(App and web page records)
↓

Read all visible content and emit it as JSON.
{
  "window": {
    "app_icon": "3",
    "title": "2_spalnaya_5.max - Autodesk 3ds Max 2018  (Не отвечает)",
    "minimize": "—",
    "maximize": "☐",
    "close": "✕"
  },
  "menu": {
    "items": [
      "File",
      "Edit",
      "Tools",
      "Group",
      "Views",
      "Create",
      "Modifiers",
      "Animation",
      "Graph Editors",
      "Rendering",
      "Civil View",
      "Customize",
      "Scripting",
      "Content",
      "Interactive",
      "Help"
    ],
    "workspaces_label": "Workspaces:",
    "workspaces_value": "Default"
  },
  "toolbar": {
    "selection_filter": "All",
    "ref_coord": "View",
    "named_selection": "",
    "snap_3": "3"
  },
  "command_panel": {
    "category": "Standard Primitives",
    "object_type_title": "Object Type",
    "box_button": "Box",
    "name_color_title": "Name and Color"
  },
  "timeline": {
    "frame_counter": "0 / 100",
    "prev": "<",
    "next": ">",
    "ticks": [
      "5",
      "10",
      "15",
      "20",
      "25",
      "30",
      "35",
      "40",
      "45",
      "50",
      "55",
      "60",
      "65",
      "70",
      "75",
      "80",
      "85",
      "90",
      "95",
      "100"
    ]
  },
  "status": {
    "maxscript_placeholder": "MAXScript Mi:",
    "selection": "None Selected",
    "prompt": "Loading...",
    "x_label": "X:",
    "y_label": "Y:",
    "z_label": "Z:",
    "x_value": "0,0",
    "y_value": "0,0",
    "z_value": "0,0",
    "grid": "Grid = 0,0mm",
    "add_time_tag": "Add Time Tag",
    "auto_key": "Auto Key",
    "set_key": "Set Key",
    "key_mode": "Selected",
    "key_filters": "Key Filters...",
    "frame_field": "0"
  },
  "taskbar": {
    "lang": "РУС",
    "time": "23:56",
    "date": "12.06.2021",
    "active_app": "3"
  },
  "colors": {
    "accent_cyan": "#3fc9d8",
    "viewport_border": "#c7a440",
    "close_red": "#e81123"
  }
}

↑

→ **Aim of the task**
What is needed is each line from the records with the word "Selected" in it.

→ **Exercise output**
    "selection": "None Selected",
    "key_mode": "Selected",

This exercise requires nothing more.